E971 tunic disaster
Added Jun 26, 2011
London, United K...
I really wasn’t happy with this dress.
It was my first Burda project. The only reason I picked this pattern was because it was one of that season’s free downloads, so I suppose I can’t really complain – but frankly, I can’t imagine how this tulip-skirt tunic shape could ever suit anybody. It certainly doesn’t suit my figure or posture! It just looks like someone with a grotesquely bloated body wearing a skirt that is hobbling her at the knees; the line diagram on the pattern was frankly misleading as to the shape of the dress, and the cropping of the pictures conceals just how short even the ‘long’ variant comes out. How to make a size 8 look like a size 20 in one easy step….
Used to the freedom of long skirts (and there’s a sentence that would make a few people stare), I find this tight mini-length catches me at the back of the knee when I try to climb the stairs or to stride out as I walk; the dress hitches up on my buttocks and sags out in front, and the neckline was so wide that, having put in all the work finishing and facing the bodice and gathering it to the skirt, I then had to design, cut out and stitch on eight crescent-shaped infill pieces (and their associated sewn-in interfacing) in order to be able to fit any underwear underneath it… not quite what one wants to tackle in a first-ever dress-making project.
Searching for other surviving E971 projects on the BurdaStyle site, I find that almost without exception people either added a belt, widened the skirt or cut it off altogether; one can see why. With a broad belt added to create definition, the dress is just about wearable in an Ancient Greek way – though it still tends to pool unattractively below the belt – and I have it out occasionally in a heatwave (like today). I’ve only just noticed that the elastic on the left-hand sleeve cuff has come adrift: oops.

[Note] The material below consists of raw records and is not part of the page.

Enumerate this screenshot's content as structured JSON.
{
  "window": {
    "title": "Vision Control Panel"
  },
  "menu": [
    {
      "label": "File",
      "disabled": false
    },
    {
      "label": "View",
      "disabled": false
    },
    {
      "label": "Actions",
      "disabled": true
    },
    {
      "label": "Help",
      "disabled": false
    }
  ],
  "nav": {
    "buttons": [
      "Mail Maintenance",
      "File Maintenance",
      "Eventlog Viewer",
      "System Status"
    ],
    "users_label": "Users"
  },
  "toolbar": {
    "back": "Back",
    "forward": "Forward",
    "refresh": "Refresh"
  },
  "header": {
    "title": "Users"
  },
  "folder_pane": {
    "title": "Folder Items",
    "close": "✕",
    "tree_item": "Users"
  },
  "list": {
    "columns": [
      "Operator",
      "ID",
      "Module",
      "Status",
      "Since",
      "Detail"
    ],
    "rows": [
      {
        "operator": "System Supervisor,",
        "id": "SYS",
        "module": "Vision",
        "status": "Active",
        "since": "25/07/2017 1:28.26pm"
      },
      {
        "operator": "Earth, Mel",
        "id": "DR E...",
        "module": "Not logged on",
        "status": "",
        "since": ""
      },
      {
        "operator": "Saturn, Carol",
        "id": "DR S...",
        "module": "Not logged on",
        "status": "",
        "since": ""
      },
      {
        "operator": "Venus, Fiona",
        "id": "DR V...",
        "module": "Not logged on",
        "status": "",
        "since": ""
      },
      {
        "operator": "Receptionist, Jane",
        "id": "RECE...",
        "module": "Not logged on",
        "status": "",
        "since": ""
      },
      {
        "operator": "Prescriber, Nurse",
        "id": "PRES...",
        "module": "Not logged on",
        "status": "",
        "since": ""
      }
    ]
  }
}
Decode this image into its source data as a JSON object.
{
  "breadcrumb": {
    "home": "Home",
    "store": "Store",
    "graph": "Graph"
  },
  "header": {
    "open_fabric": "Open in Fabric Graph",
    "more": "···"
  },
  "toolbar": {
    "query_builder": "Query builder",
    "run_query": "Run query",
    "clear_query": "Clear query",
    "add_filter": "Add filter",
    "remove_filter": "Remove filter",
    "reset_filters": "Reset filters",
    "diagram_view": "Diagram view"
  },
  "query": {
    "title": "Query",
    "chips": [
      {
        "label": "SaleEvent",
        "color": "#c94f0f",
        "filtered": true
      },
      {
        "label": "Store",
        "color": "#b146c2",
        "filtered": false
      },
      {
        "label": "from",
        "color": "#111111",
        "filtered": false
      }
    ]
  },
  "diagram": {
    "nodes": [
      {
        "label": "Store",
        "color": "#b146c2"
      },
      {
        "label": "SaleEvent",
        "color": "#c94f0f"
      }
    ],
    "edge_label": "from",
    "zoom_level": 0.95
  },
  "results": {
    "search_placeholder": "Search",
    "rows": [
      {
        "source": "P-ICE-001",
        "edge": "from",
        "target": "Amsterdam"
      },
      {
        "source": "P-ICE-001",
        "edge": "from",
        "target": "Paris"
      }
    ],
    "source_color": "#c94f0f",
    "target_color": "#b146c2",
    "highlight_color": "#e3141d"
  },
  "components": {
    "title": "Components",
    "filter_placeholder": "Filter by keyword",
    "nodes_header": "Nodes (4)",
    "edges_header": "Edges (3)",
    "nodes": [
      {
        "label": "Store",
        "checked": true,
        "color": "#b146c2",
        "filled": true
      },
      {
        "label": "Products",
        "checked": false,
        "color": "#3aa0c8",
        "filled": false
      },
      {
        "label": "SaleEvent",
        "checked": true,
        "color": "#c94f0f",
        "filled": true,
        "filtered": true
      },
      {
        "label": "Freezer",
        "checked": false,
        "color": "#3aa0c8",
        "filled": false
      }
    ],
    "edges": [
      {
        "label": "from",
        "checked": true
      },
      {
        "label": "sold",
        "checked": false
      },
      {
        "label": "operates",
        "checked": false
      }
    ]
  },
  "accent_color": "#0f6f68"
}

Fortunately, the pattern of the cotton is so fussy that the neckline inserts really aren’t visible at all at a range of anything more than six inches. But if you think these pictures don’t look too bad… that indoors picture is the best of twenty or so last-minute attempts to get anything that looked even vaguely like the pattern photos when unbelted. The ‘does my bum look big in this sack’ photo at the end was included as representative of all the deleted pictures from the outdoors shoot that inadvertantly showed what the tunic really looks like in everyday wear!
As for the fashion genius who dreamt up the ‘tulip’ dress: sorry, but I went back with gratitude to the allegedly unflattering (and, at that period, unfashionable) ‘tea-length’ skirts that emphasise the line of my waist and ankles rather than my stomach and knees.
Some scrap cotton with a small red and yellow flower print. I had quite a length of it, but after making this dress I decided I actually didn’t like it very much and gave the other half away to a quilting group!